Avoid waste. Fresh produce of course has a short shelf life. Make sure you don’t over order, and always rotate the stock.

Portion size. Too small a portion and of course the customer isn’t happy, too much and it could be returned as waste. Correct portion size is vital.

Storage. Correct storage of all food items is important. Temperature, humidity, external odours, and poor storage could all lead to possible wastage.

STOCK RECORDS – Paperwork.

Your stocktaker needs to know about ALL of the following paperwork.

PURCHASES:

Invoices, delivery notes, credit notes, statements. Remember it doesn’t matter whether you’ve paid for the goods yet or not, they all must be recorded as delivered within the stock period.

TRANSFER NOTES:

If you’re part of a group, or have a multi-bar site, then remember to provide transfer notes for all goods that leave or move around the site. They should have stock items clearly detailed, dated, and be signed by the sending and receiving parties.

TAKINGS INFORMATION:

Ideally this should be available in 2 forms.

Till sales.

A breakdown of all products sold, showing the number of units sold, and the revenue received. It maybe further extended into product group totals, and Food and Liquor allocations.

Daily business done.

Either a manual or computer record showing the amount of business done, split between cash and credit sales. The Stocktaker will look to establish if the Till Sales and the Daily business done are the same.

CASH CHECK AUDITS

If directed, the stocktaker may be required to conduct a CASH CHECK. This procedure calculates the amount of CASH that should be on-site at the time of their visit. To do this the following additional information is ALSO required.

BANKINGS

Date and value, with a split between CASH AND CHEQUE.

PETTY CASH RECEIPTS

Any cash payments made to suppliers.

ALLOWANCE RECORDS.

Any product that has not generated a cash sale at the expected level should be recorded as an allowance.

Examples are:

Pipe Clean – the amount of draught beer lost during the cleaning process. A combination of beer initially lost as the cleaning fluid enters the lines, and subsequently when the cleaning fluid is removed and beer is returned to the lines.

Breakages – Accidents do happen. It’s important that they’re recorded (by value and description)

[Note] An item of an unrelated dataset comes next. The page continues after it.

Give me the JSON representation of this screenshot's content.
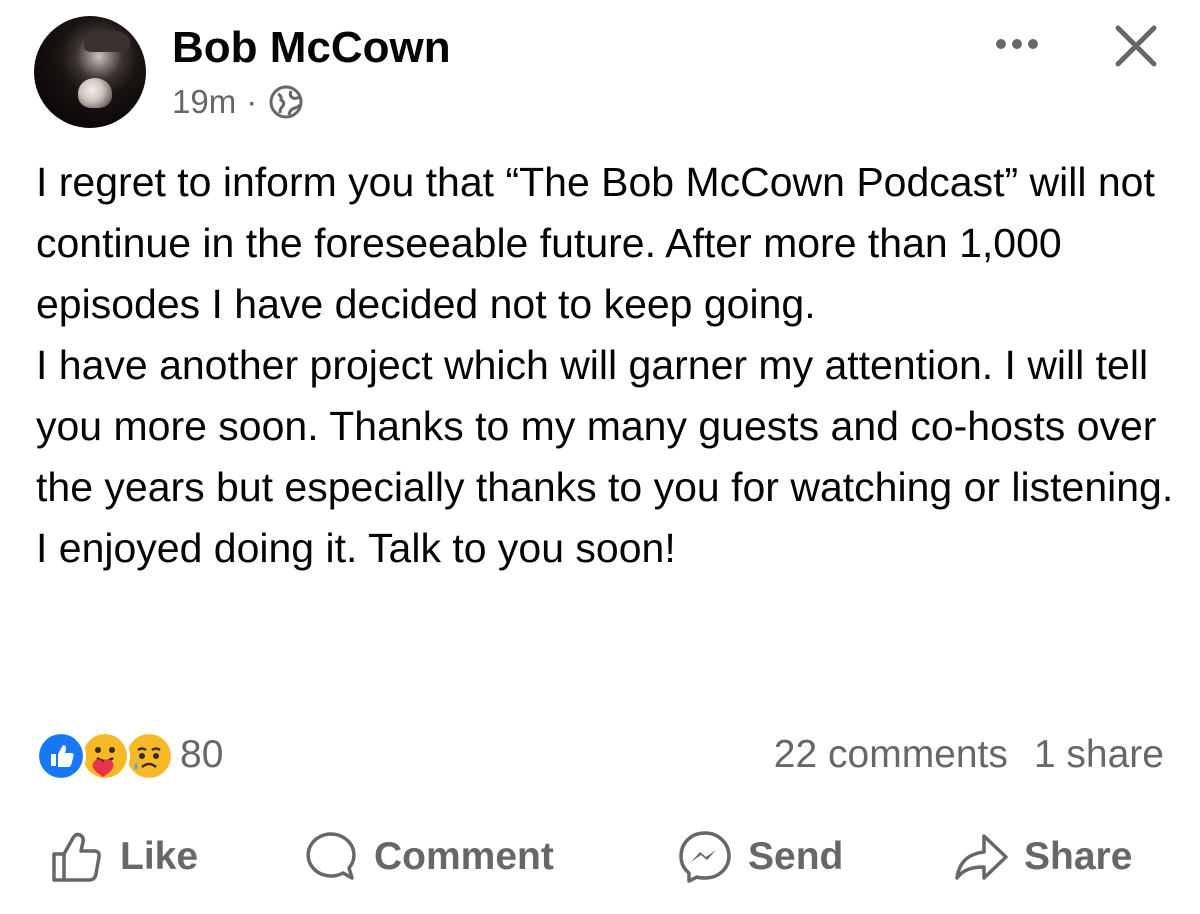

Promotions – Items where the full expected sales value will not be received should be identified.

The following examples are:

  • 2 FOR 1 PROMOTIONS
  • QUIZ PRIZES
  • REDUCED PRICE SALES
  • COMPLIMENTARY DRINKS – CUSTOMER COMPLAINT
  • MANAGEMENT DRINKS
  • STAFF DRINKS

ENSURE YOUR BAR AND STORAGE AREAS ARE CLEAN & TIDY.

A stocktaker shouldn’t be required to tidy the bar before they count. Untidy bars and storage areas increase the time it takes to complete the count. This of course increases our time on-site, which may result in additional charges. It of course also increases the risk of counting errors, which could result in an inaccurate stocktake.

It’s always better for stock to be organised prior to being counted. Fridges full, stocktakers love straight lines! Case products tidy and in one location if possible, empties separated from full.

Always ensure your stocktaker is made aware of all storage areas. Make sure they’re unlocked and nothing is hidden.

Remember places like:

  • Staff\management accommodation
  • Cash & Carry order that’s still in the boot of the car!
  • That special cupboard where expensive stock is stored
  • Sheds, garages and outside areas.
BE PREPARED TO SPEND TIME WITH YOUR STOCKTAKER

This is a team effort, 1000’s of items purchased, £1000’s taken, all doesn’t happen without a few queries and questions from your stocktaker. You will need to spend time with them at various times during the audit.

Once a result is reached, in our opinion it’s then that the Stocktaker is most valuable. It’s time to discuss their findings.

  • Surplus \ Deficit – Can it be identified where the product variances are from?
  • Gross Profit % – Is it within your expectations, can it be improved? Let us advise you.
  • Can costs prices be reduced? – Improved purchasing equals higher profits
  • Are selling prices in line with your competitors, can a higher price be achieved?
  • What about promotions, have they been successful?
  • Allowances – They do have an effect on profitability. Can they be reduced?
  • The Stocktaker sees many different business models and can offer a wealth of advice and experience.